Exercise details:
Report every line below that holds the word "Analysis".

"""

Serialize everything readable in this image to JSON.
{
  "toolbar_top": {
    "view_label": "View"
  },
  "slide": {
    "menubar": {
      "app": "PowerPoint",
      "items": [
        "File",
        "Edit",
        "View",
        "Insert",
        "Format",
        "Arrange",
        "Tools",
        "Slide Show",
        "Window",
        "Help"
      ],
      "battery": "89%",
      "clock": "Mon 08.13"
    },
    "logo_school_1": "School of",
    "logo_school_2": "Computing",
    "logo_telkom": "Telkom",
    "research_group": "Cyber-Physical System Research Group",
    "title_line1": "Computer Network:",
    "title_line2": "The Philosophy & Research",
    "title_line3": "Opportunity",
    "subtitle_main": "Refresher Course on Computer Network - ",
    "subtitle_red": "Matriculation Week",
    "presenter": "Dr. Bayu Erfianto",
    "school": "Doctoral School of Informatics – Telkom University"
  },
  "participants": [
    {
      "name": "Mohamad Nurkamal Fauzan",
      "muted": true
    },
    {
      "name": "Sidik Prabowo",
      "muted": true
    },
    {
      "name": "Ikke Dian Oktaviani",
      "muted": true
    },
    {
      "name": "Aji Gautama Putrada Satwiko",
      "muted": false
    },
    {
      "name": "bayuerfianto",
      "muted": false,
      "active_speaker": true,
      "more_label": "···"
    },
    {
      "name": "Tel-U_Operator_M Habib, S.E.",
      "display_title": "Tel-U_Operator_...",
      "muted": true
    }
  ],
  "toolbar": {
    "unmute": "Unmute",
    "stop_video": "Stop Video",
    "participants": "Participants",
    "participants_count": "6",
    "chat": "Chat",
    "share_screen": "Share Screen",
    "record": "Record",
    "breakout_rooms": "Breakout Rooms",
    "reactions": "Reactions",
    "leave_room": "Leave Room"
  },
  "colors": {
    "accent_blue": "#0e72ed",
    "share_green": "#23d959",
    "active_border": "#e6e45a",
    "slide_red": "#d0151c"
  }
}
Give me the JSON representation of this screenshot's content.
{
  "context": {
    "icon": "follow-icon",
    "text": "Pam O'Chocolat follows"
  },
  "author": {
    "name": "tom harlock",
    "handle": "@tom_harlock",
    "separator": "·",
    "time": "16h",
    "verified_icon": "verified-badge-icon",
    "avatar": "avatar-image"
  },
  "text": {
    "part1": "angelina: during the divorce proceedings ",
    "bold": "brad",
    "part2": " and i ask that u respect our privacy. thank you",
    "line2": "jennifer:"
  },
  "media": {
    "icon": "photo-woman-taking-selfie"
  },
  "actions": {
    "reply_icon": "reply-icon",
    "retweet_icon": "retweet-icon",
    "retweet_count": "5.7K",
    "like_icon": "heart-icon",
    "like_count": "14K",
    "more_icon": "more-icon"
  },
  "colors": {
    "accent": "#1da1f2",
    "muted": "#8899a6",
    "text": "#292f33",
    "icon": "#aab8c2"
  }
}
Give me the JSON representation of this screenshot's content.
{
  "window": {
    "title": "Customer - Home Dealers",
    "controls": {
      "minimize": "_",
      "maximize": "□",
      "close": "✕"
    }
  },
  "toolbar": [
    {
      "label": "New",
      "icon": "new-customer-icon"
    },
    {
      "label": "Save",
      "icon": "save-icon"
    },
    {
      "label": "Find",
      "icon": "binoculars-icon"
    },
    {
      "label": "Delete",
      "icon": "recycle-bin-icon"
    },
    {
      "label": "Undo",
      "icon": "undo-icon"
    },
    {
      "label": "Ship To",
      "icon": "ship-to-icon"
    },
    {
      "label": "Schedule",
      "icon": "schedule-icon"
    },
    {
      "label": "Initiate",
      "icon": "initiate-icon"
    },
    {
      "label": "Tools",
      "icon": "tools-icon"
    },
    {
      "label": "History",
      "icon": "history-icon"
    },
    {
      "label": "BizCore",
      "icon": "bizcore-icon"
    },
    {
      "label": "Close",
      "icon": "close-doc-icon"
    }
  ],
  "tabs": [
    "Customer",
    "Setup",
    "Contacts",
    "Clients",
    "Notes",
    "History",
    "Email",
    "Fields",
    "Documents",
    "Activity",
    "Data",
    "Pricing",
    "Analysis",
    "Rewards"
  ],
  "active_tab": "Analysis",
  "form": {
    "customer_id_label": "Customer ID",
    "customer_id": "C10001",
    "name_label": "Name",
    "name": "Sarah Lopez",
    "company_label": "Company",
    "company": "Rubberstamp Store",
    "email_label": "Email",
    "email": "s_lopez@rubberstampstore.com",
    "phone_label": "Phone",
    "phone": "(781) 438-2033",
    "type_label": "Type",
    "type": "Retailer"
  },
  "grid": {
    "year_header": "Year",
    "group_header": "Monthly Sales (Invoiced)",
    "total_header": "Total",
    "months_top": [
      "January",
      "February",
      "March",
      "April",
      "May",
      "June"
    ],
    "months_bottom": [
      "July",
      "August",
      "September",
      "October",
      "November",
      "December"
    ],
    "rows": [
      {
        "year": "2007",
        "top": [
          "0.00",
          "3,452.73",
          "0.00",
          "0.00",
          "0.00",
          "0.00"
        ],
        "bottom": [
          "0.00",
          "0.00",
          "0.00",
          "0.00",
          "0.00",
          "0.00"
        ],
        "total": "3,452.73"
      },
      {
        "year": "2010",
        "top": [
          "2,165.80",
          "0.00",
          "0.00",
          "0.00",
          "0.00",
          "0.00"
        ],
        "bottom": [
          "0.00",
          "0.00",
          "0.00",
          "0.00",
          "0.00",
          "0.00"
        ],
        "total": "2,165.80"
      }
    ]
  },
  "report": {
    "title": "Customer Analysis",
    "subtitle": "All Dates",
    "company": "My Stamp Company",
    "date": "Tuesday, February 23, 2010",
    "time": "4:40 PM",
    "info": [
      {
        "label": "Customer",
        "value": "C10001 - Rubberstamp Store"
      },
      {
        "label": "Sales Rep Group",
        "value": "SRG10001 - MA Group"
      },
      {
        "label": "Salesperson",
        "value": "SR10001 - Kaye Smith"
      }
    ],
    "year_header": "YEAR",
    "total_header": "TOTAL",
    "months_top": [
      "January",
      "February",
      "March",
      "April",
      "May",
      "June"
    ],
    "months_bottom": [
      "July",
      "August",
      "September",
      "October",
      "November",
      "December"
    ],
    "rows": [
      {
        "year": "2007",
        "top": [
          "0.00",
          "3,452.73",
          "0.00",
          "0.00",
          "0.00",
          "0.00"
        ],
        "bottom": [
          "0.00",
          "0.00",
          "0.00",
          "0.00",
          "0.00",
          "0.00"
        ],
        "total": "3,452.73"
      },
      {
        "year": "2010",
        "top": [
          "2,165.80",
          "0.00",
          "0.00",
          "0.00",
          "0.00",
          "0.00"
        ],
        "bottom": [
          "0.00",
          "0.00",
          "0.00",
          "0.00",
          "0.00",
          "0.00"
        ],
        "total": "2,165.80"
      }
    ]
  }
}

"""

Task solution:
    "Analysis",
  "active_tab": "Analysis",
    "title": "Customer Analysis",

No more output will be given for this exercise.